Some new self-promotion of my hometown of Pilsen, the EU culture capital for 2015.
In an hour, FC Viktoria Pilsen will play Shakhtar Donetsk which seems to be a relaxed, productive, industrial city in Eastern Ukraine. Their soccer team is much richer than ours – after all, Donetsk is a 1-million-people city, Pilsen has just 170,000. The Donetsk team is owned by the richest man of Ukraine; the owner of Viktoria Mr Paclík is a small fish in comparison.
Our players are mostly Czech plus three or four Slovaks; Donetsk has tons of Brazilian players. Their coach is Romanian and seems to support the Kiev opposition. A Czech player in Donetsk says that no chaos can be seen in Donetsk at all and he is not following these political events at all.
Update: Result: 1-to-1. Pilsen was playing OK, being able to steal the ball from the wealthier opponent often, boasting comparable chances and holding of the ball.

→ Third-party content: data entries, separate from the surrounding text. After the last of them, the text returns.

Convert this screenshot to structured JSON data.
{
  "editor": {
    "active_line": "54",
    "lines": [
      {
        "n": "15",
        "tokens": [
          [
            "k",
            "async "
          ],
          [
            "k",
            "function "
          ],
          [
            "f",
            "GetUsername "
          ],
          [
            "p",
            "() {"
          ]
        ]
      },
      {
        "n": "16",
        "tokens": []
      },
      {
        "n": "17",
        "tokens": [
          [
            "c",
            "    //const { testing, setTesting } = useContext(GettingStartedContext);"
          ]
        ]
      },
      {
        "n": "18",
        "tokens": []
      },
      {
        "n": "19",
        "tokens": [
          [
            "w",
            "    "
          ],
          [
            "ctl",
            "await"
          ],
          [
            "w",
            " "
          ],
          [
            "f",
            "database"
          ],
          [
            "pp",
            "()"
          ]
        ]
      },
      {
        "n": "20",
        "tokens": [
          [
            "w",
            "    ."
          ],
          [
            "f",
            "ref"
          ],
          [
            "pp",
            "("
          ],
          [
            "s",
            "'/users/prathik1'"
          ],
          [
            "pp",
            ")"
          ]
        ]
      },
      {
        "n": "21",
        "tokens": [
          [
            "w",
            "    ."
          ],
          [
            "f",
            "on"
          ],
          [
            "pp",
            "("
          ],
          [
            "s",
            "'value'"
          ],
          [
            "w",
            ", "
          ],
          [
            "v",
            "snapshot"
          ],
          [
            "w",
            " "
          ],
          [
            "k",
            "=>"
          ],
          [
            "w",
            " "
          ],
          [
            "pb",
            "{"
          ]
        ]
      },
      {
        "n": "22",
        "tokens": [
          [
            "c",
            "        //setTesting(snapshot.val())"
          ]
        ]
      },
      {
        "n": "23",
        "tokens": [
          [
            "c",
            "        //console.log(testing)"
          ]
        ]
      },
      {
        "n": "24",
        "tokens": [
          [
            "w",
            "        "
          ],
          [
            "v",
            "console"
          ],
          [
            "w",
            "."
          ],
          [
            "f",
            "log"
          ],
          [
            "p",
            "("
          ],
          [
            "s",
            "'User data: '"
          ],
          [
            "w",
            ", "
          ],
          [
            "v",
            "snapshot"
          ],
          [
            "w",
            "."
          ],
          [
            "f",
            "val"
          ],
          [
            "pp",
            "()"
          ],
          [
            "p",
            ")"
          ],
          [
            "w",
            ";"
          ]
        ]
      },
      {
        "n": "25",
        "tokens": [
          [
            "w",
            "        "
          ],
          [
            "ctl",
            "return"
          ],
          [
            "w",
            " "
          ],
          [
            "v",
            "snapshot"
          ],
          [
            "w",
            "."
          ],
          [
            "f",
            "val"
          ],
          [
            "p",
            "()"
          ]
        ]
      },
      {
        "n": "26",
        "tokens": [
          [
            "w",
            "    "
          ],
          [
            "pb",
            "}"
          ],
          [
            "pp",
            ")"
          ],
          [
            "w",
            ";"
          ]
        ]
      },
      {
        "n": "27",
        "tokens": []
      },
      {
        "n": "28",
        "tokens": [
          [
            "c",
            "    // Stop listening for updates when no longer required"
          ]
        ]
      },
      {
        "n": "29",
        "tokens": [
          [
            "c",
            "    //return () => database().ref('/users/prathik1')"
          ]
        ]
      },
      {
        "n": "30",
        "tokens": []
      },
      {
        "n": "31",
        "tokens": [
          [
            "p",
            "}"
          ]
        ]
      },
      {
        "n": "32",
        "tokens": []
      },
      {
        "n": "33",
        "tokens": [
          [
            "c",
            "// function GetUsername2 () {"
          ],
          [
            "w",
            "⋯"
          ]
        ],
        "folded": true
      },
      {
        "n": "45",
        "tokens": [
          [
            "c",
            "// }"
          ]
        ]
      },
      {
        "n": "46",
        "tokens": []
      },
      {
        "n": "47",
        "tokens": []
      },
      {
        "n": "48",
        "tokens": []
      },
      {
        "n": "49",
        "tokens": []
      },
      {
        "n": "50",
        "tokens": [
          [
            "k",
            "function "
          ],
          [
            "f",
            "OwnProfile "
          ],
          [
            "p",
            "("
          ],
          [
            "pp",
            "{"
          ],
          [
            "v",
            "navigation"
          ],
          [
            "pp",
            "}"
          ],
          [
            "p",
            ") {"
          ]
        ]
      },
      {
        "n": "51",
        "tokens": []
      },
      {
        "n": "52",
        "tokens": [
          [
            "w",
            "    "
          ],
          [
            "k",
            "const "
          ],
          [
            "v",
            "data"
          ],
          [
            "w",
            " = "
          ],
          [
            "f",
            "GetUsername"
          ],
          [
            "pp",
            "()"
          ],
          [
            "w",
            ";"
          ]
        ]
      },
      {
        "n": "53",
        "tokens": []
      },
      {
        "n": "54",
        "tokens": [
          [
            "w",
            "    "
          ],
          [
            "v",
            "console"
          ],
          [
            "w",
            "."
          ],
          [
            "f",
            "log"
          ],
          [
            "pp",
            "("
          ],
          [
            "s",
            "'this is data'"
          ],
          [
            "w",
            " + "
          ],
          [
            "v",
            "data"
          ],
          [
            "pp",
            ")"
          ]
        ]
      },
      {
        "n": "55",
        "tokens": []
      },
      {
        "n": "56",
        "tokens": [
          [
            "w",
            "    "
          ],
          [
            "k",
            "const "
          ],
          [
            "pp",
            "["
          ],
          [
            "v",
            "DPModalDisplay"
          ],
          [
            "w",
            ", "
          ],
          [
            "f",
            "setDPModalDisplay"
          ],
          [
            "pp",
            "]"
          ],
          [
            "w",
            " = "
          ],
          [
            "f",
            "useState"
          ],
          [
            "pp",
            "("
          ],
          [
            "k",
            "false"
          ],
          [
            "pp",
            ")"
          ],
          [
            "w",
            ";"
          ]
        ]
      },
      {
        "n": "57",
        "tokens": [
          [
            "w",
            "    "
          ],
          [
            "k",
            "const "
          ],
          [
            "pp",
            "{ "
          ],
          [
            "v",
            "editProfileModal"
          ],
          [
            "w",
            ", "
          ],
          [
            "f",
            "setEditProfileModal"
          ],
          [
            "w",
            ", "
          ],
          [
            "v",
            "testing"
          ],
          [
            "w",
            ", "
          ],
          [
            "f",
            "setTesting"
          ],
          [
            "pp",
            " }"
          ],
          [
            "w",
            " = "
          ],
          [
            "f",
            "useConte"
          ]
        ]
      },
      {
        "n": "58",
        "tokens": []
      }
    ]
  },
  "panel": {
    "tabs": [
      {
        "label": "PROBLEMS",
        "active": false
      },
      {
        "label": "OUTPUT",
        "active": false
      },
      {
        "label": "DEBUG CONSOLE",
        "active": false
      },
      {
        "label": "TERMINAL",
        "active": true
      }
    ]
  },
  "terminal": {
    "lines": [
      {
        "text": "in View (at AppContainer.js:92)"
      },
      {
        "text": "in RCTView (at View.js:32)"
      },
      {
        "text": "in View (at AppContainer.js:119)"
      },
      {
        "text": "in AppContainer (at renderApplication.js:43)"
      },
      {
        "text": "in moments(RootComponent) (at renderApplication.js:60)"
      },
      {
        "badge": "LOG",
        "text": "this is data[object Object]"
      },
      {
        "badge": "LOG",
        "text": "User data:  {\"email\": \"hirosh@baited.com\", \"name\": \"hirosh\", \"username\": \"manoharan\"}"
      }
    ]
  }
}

But it was sort of less courageous, less stunning – probably a result of our new coach. Vrba went to the national team, a betrayal of a sort, and Uhrin Jr prefers a more defensive, opportunistic strategy.
The deaths in Kiev are tragic. I think it's obvious that the order has to be restored before the people stop dying and it is just irresponsible if not immoral for various Western politicians to support the anarchy.
Congratulations to the U.S. ice-hockey fans. It beat the Czech team 5-to-2 yesterday. We wanted to win but it's not embarrassing because the U.S. team is arguably the best U.S. team ever. Ironically enough, it is managed in a somewhat collectivist, un-American way. Some superstars were snubbed; discipline, expected speed, and cooperation are playing an important role. To some extent, America could live well with socialism, too – like East Germany. I won't be shocked if the U.S. team wins the Olympic gold.
By the way, I just watched the women's ice-hockey finals, CAN-USA. The Americans were better but the Canadians finally won in the 68th minute. The women's game is so much fun. It makes me smile. It is sort of sexy. Their playing is slower, less energetic, slightly resembling how I play similar games. They never fight truly angrily and when they lose, they really cry. But I would prefer to watch this over the men's game. Too bad it doesn't really exist here.